» **What is expected**
The data below must be returned in full and exactly.

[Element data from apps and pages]
==================================================
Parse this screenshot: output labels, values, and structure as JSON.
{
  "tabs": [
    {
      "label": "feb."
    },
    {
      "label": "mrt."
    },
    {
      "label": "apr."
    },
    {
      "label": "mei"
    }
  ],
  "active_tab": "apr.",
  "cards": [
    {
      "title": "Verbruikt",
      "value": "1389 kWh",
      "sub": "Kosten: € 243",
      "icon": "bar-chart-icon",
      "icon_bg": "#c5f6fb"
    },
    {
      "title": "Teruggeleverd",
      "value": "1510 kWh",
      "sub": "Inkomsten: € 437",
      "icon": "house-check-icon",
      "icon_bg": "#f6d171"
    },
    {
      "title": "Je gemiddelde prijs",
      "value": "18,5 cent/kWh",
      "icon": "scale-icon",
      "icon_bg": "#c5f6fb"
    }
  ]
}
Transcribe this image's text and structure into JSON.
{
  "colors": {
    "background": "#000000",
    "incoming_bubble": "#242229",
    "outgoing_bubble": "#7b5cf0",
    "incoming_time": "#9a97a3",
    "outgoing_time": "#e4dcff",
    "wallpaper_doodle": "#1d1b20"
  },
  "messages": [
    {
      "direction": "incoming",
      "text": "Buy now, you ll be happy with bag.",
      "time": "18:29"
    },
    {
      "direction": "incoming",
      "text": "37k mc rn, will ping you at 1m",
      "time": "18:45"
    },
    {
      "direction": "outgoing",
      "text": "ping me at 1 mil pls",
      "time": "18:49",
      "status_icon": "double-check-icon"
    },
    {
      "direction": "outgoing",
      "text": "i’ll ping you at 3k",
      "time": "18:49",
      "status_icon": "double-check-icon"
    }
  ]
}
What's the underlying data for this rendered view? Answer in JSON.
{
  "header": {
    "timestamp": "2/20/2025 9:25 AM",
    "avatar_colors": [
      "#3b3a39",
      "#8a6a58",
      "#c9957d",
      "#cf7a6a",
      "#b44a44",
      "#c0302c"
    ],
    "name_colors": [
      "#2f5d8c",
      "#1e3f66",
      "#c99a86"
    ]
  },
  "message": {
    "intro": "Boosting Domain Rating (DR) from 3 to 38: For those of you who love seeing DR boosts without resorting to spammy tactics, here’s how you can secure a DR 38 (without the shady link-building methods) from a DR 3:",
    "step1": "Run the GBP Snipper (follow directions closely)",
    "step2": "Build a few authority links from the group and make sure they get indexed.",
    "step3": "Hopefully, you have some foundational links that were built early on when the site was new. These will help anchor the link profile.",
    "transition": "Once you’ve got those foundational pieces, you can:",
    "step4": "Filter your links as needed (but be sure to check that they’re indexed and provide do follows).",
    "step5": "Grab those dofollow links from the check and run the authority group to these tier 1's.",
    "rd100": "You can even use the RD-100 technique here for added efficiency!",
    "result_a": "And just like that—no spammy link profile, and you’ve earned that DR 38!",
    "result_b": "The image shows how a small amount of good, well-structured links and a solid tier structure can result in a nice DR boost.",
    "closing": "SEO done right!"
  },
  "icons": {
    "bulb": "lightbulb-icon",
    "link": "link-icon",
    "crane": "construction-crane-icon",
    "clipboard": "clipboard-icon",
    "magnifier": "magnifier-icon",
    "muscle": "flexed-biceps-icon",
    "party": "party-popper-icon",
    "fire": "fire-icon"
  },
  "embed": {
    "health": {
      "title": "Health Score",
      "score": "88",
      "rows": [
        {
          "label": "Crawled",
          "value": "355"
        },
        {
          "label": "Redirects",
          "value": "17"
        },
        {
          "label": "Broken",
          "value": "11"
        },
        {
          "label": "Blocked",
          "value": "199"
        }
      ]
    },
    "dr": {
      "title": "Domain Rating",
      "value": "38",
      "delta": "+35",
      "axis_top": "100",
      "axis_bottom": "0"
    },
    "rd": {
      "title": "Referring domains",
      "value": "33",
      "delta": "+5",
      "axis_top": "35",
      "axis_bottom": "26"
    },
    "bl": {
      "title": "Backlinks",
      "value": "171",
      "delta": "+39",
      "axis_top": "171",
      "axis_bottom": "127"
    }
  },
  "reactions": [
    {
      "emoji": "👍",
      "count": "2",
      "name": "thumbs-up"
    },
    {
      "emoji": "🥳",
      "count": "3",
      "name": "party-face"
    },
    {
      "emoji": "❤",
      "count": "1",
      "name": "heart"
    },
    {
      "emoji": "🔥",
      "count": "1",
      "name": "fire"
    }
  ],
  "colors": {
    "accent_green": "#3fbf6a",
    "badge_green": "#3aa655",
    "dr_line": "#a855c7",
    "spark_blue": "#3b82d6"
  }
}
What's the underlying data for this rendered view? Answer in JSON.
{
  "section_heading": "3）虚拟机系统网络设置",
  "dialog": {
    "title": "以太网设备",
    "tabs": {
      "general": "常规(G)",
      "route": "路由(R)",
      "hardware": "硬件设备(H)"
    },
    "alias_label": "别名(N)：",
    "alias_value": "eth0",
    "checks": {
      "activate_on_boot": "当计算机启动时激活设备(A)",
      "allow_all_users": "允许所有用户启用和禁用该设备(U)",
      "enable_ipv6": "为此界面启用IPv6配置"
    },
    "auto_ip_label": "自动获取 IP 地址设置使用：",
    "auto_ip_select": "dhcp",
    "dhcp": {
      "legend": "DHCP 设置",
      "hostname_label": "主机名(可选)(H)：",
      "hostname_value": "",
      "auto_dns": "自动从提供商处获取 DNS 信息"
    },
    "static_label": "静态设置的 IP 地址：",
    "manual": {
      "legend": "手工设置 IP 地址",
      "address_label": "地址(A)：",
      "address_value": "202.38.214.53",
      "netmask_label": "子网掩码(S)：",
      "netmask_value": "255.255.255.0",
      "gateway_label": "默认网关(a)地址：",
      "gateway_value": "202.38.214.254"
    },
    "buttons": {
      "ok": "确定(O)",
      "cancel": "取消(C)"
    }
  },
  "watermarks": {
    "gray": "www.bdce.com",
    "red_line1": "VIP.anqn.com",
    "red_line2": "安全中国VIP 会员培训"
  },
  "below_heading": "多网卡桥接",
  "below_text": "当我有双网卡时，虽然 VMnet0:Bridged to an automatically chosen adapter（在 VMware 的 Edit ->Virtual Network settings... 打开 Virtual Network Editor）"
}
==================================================
» **Your solution**
Parse this screenshot: output labels, values, and structure as JSON.
{
  "tabs": [
    {
      "label": "feb."
    },
    {
      "label": "mrt."
    },
    {
      "label": "apr."
    },
    {
      "label": "mei"
    }
  ],
  "active_tab": "apr.",
  "cards": [
    {
      "title": "Verbruikt",
      "value": "1389 kWh",
      "sub": "Kosten: € 243",
      "icon": "bar-chart-icon",
      "icon_bg": "#c5f6fb"
    },
    {
      "title": "Teruggeleverd",
      "value": "1510 kWh",
      "sub": "Inkomsten: € 437",
      "icon": "house-check-icon",
      "icon_bg": "#f6d171"
    },
    {
      "title": "Je gemiddelde prijs",
      "value": "18,5 cent/kWh",
      "icon": "scale-icon",
      "icon_bg": "#c5f6fb"
    }
  ]
}
Transcribe this image's text and structure into JSON.
{
  "colors": {
    "background": "#000000",
    "incoming_bubble": "#242229",
    "outgoing_bubble": "#7b5cf0",
    "incoming_time": "#9a97a3",
    "outgoing_time": "#e4dcff",
    "wallpaper_doodle": "#1d1b20"
  },
  "messages": [
    {
      "direction": "incoming",
      "text": "Buy now, you ll be happy with bag.",
      "time": "18:29"
    },
    {
      "direction": "incoming",
      "text": "37k mc rn, will ping you at 1m",
      "time": "18:45"
    },
    {
      "direction": "outgoing",
      "text": "ping me at 1 mil pls",
      "time": "18:49",
      "status_icon": "double-check-icon"
    },
    {
      "direction": "outgoing",
      "text": "i’ll ping you at 3k",
      "time": "18:49",
      "status_icon": "double-check-icon"
    }
  ]
}
What's the underlying data for this rendered view? Answer in JSON.
{
  "header": {
    "timestamp": "2/20/2025 9:25 AM",
    "avatar_colors": [
      "#3b3a39",
      "#8a6a58",
      "#c9957d",
      "#cf7a6a",
      "#b44a44",
      "#c0302c"
    ],
    "name_colors": [
      "#2f5d8c",
      "#1e3f66",
      "#c99a86"
    ]
  },
  "message": {
    "intro": "Boosting Domain Rating (DR) from 3 to 38: For those of you who love seeing DR boosts without resorting to spammy tactics, here’s how you can secure a DR 38 (without the shady link-building methods) from a DR 3:",
    "step1": "Run the GBP Snipper (follow directions closely)",
    "step2": "Build a few authority links from the group and make sure they get indexed.",
    "step3": "Hopefully, you have some foundational links that were built early on when the site was new. These will help anchor the link profile.",
    "transition": "Once you’ve got those foundational pieces, you can:",
    "step4": "Filter your links as needed (but be sure to check that they’re indexed and provide do follows).",
    "step5": "Grab those dofollow links from the check and run the authority group to these tier 1's.",
    "rd100": "You can even use the RD-100 technique here for added efficiency!",
    "result_a": "And just like that—no spammy link profile, and you’ve earned that DR 38!",
    "result_b": "The image shows how a small amount of good, well-structured links and a solid tier structure can result in a nice DR boost.",
    "closing": "SEO done right!"
  },
  "icons": {
    "bulb": "lightbulb-icon",
    "link": "link-icon",
    "crane": "construction-crane-icon",
    "clipboard": "clipboard-icon",
    "magnifier": "magnifier-icon",
    "muscle": "flexed-biceps-icon",
    "party": "party-popper-icon",
    "fire": "fire-icon"
  },
  "embed": {
    "health": {
      "title": "Health Score",
      "score": "88",
      "rows": [
        {
          "label": "Crawled",
          "value": "355"
        },
        {
          "label": "Redirects",
          "value": "17"
        },
        {
          "label": "Broken",
          "value": "11"
        },
        {
          "label": "Blocked",
          "value": "199"
        }
      ]
    },
    "dr": {
      "title": "Domain Rating",
      "value": "38",
      "delta": "+35",
      "axis_top": "100",
      "axis_bottom": "0"
    },
    "rd": {
      "title": "Referring domains",
      "value": "33",
      "delta": "+5",
      "axis_top": "35",
      "axis_bottom": "26"
    },
    "bl": {
      "title": "Backlinks",
      "value": "171",
      "delta": "+39",
      "axis_top": "171",
      "axis_bottom": "127"
    }
  },
  "reactions": [
    {
      "emoji": "👍",
      "count": "2",
      "name": "thumbs-up"
    },
    {
      "emoji": "🥳",
      "count": "3",
      "name": "party-face"
    },
    {
      "emoji": "❤",
      "count": "1",
      "name": "heart"
    },
    {
      "emoji": "🔥",
      "count": "1",
      "name": "fire"
    }
  ],
  "colors": {
    "accent_green": "#3fbf6a",
    "badge_green": "#3aa655",
    "dr_line": "#a855c7",
    "spark_blue": "#3b82d6"
  }
}
What's the underlying data for this rendered view? Answer in JSON.
{
  "section_heading": "3）虚拟机系统网络设置",
  "dialog": {
    "title": "以太网设备",
    "tabs": {
      "general": "常规(G)",
      "route": "路由(R)",
      "hardware": "硬件设备(H)"
    },
    "alias_label": "别名(N)：",
    "alias_value": "eth0",
    "checks": {
      "activate_on_boot": "当计算机启动时激活设备(A)",
      "allow_all_users": "允许所有用户启用和禁用该设备(U)",
      "enable_ipv6": "为此界面启用IPv6配置"
    },
    "auto_ip_label": "自动获取 IP 地址设置使用：",
    "auto_ip_select": "dhcp",
    "dhcp": {
      "legend": "DHCP 设置",
      "hostname_label": "主机名(可选)(H)：",
      "hostname_value": "",
      "auto_dns": "自动从提供商处获取 DNS 信息"
    },
    "static_label": "静态设置的 IP 地址：",
    "manual": {
      "legend": "手工设置 IP 地址",
      "address_label": "地址(A)：",
      "address_value": "202.38.214.53",
      "netmask_label": "子网掩码(S)：",
      "netmask_value": "255.255.255.0",
      "gateway_label": "默认网关(a)地址：",
      "gateway_value": "202.38.214.254"
    },
    "buttons": {
      "ok": "确定(O)",
      "cancel": "取消(C)"
    }
  },
  "watermarks": {
    "gray": "www.bdce.com",
    "red_line1": "VIP.anqn.com",
    "red_line2": "安全中国VIP 会员培训"
  },
  "below_heading": "多网卡桥接",
  "below_text": "当我有双网卡时，虽然 VMnet0:Bridged to an automatically chosen adapter（在 VMware 的 Edit ->Virtual Network settings... 打开 Virtual Network Editor）"
}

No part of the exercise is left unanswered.